## WHAT YOU SHOULD DO
Every line in the entries where "circle" is found should be copied.

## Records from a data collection
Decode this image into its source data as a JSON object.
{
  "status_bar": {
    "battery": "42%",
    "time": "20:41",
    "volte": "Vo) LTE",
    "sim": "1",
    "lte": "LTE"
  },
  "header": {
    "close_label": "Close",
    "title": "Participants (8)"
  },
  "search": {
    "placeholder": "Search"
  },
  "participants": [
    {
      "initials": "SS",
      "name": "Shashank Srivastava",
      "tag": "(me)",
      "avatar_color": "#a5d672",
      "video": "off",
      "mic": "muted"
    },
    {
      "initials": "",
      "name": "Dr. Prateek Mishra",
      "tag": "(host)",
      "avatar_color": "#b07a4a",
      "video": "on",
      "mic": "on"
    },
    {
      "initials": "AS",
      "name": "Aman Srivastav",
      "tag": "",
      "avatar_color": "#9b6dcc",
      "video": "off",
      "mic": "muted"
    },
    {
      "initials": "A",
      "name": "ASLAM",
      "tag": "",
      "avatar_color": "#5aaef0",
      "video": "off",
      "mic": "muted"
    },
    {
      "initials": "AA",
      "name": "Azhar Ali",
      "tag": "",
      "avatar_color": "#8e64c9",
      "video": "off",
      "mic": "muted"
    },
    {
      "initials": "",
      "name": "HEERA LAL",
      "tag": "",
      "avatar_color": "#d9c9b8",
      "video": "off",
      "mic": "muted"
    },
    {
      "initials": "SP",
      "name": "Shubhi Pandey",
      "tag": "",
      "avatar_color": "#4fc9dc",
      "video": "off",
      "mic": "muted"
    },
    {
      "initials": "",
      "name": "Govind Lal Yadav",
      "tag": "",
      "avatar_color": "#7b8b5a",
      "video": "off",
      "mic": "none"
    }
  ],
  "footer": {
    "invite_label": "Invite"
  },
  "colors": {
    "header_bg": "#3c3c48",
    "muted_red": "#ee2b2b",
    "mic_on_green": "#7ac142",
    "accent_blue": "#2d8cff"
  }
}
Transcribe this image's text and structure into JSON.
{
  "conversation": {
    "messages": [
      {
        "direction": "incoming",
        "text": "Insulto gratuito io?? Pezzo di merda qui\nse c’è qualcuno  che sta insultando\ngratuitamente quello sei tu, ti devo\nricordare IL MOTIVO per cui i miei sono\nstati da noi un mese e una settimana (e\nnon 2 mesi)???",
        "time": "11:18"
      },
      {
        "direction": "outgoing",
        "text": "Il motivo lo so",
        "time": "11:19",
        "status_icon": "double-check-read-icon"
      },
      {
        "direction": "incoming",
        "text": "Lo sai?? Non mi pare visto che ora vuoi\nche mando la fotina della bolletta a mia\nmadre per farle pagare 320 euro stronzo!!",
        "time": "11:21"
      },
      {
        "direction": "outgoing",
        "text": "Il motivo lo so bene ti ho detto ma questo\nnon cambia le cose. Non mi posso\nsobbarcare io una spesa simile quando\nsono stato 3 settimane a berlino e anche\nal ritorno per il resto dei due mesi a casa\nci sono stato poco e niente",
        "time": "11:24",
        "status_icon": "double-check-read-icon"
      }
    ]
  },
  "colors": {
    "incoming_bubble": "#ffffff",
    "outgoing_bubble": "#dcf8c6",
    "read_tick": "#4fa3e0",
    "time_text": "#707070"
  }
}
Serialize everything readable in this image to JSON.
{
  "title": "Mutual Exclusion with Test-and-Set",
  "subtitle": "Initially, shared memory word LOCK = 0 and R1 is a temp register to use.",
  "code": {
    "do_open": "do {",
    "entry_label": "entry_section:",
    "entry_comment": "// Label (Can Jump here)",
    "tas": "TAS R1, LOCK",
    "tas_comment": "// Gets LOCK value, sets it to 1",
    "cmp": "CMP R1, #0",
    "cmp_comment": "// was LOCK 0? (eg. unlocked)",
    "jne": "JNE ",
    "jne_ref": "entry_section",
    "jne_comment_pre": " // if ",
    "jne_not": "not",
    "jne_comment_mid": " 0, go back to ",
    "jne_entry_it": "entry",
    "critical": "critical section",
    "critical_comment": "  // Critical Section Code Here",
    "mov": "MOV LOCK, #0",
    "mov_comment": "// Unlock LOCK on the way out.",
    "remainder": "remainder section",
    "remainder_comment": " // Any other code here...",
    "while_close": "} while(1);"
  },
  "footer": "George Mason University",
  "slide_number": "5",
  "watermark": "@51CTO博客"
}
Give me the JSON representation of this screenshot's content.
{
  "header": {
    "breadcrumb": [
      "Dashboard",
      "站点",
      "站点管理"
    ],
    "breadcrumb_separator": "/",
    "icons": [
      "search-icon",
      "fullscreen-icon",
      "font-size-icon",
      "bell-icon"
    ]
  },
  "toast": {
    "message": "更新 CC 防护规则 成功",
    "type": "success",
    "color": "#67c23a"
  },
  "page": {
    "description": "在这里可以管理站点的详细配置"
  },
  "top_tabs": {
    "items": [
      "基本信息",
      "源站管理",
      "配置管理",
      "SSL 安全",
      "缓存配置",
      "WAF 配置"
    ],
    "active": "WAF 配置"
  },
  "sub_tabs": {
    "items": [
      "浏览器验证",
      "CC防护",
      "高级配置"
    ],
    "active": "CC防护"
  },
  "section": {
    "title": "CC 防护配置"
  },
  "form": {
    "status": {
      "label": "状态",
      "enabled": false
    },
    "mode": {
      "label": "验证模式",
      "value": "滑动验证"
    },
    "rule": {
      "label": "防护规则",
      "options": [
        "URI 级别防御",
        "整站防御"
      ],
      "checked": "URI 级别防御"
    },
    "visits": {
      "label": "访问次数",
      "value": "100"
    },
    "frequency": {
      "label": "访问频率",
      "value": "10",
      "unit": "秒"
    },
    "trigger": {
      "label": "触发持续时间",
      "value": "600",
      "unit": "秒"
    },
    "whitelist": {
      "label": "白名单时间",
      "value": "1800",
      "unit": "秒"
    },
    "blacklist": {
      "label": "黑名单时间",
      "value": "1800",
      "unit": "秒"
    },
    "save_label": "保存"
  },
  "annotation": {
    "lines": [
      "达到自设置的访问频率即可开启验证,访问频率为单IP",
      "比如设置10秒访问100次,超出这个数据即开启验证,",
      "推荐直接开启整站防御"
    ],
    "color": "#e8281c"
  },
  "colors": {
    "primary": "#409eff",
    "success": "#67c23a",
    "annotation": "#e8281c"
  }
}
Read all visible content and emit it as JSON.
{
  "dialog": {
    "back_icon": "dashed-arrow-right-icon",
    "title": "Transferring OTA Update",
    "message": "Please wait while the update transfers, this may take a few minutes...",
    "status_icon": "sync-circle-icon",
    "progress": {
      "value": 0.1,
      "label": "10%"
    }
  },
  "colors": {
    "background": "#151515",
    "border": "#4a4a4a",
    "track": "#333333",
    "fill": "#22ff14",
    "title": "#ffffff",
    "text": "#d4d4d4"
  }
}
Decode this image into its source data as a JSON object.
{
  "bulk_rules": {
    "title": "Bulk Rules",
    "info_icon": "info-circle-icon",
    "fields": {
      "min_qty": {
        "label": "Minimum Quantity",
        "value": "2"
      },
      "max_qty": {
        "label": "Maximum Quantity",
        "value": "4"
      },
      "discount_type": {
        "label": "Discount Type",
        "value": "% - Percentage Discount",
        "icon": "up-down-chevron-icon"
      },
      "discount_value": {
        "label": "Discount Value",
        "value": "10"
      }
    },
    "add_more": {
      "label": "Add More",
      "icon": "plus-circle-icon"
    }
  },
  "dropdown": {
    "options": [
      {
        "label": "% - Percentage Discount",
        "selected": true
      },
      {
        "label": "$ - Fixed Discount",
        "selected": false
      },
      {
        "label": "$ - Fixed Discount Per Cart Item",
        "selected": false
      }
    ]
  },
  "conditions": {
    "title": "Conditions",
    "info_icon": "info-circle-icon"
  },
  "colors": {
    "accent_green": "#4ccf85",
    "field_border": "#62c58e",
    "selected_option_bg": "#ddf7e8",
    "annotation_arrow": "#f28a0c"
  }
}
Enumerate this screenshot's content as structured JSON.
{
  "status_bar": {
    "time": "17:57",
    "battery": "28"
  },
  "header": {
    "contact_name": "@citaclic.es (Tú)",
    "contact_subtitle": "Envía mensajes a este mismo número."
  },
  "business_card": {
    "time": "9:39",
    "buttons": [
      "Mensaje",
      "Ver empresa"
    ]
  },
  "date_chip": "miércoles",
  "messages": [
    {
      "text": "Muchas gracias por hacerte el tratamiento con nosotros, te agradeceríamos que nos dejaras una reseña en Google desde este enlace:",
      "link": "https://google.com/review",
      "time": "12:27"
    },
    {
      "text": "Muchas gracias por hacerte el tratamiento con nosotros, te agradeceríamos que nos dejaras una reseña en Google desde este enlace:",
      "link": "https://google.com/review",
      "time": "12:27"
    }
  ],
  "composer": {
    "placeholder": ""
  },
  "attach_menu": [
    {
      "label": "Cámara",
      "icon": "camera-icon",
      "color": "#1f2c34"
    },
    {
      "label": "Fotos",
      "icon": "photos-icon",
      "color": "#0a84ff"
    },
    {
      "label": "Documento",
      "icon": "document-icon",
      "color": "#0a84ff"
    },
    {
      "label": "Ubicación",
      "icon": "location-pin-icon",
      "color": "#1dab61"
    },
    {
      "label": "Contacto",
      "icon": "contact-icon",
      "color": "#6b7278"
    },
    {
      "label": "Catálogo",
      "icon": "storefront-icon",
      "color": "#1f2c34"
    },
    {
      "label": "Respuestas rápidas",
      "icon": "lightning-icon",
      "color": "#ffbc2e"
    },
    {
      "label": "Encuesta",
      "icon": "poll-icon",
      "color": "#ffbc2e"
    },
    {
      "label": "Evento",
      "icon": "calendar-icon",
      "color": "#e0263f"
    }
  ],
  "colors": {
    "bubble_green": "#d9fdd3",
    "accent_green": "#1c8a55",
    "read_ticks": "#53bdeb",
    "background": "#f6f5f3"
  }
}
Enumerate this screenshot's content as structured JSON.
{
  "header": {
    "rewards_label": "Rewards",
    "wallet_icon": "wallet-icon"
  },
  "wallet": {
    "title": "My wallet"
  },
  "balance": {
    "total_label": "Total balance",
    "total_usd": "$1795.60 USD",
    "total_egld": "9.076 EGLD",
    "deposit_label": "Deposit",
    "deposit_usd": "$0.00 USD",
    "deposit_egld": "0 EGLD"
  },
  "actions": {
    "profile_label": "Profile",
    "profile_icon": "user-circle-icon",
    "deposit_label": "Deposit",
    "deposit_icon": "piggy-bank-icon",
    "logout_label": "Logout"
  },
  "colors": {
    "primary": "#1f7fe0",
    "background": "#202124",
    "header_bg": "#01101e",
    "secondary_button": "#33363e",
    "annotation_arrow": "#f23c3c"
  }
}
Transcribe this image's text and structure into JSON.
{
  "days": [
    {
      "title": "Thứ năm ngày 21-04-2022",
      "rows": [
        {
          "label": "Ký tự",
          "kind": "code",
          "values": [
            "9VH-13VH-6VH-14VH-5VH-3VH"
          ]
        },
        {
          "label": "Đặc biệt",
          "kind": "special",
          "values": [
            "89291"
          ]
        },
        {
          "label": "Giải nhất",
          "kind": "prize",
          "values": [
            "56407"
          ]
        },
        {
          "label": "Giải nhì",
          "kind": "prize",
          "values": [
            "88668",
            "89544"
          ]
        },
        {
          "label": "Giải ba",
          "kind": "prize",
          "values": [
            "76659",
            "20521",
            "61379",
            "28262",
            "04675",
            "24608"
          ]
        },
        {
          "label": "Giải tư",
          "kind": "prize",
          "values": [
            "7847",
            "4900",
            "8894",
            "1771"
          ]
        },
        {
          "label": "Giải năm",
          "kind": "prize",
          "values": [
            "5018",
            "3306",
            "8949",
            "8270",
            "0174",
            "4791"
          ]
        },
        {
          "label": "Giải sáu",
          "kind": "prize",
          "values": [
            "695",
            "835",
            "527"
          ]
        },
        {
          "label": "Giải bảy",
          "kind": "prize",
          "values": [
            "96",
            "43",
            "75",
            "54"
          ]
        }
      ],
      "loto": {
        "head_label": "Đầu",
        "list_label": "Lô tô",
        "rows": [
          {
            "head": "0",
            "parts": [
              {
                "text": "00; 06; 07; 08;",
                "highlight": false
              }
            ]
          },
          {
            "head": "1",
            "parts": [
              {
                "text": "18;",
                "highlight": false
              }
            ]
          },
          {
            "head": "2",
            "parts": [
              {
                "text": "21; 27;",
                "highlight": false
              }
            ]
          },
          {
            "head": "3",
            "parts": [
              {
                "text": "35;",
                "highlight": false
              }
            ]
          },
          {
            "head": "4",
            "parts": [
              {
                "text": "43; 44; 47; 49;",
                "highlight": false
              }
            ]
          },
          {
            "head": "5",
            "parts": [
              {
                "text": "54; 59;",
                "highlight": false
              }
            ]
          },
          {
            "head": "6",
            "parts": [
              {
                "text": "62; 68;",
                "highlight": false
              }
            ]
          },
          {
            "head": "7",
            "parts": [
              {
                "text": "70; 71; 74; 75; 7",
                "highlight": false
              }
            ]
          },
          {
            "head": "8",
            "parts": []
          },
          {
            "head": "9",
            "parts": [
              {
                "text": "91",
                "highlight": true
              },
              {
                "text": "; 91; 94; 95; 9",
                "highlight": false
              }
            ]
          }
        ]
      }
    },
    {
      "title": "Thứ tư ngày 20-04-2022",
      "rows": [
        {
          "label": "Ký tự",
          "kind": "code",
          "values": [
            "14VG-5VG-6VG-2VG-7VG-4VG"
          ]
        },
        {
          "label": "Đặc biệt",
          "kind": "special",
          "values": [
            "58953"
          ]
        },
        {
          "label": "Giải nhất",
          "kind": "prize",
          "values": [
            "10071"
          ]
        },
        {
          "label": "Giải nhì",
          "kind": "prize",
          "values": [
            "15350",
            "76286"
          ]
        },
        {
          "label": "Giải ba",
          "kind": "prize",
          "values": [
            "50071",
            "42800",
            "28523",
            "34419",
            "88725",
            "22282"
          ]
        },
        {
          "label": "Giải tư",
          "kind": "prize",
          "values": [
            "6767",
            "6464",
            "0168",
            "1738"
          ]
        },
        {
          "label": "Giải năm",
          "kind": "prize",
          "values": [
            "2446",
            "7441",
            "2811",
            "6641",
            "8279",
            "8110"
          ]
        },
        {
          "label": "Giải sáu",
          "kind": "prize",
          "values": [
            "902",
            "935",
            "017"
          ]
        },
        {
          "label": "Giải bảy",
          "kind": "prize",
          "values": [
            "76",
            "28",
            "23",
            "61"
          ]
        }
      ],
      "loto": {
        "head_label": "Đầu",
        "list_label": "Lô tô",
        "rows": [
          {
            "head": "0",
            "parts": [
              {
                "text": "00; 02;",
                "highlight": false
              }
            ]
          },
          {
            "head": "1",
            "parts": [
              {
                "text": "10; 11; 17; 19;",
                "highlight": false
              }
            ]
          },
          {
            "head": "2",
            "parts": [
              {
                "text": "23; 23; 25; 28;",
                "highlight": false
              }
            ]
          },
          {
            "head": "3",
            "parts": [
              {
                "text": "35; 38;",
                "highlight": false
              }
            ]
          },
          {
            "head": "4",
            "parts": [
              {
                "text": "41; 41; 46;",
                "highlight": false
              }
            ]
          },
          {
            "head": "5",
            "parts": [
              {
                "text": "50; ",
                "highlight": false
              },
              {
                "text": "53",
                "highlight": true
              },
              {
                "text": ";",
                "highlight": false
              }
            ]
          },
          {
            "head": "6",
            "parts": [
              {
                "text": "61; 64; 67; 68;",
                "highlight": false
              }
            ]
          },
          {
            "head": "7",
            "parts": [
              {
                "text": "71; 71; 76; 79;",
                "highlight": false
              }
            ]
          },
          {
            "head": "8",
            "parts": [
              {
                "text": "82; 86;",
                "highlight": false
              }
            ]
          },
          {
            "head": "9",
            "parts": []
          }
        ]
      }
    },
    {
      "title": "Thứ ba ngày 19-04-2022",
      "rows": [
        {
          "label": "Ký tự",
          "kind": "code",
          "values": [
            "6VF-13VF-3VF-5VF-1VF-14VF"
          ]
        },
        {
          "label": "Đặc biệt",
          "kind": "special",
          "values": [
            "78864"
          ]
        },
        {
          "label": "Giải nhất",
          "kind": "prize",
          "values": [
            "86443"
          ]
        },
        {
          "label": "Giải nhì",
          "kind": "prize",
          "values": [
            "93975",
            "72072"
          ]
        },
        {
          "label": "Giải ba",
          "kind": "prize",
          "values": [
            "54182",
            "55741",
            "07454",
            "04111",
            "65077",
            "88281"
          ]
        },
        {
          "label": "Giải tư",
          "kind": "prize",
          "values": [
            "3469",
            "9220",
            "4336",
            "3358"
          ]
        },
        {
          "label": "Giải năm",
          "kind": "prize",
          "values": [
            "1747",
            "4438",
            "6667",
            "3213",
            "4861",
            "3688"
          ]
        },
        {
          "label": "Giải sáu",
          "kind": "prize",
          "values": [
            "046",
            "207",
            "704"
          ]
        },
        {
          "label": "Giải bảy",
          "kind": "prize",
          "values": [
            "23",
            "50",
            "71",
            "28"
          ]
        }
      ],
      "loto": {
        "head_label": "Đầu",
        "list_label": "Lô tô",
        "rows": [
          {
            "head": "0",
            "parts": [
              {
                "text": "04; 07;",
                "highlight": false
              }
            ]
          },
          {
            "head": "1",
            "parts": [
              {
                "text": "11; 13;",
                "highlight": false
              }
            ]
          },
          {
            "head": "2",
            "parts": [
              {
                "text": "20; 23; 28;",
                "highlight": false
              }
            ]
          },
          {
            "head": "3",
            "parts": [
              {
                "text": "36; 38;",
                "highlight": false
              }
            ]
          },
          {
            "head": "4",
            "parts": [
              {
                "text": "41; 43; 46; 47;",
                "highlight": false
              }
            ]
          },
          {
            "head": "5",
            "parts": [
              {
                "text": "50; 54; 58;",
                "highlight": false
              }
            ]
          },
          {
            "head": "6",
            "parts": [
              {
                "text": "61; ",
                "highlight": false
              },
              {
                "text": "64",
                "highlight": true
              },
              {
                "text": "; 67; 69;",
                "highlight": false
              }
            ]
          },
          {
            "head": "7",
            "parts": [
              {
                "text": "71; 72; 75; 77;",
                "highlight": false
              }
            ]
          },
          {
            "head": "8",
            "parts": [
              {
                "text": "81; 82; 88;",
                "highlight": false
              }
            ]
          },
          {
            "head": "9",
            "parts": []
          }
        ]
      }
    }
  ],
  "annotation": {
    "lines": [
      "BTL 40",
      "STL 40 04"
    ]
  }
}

## PROBLEM SOLUTION
    "status_icon": "sync-circle-icon",
    "info_icon": "info-circle-icon",
      "icon": "plus-circle-icon"
    "info_icon": "info-circle-icon"
    "profile_icon": "user-circle-icon",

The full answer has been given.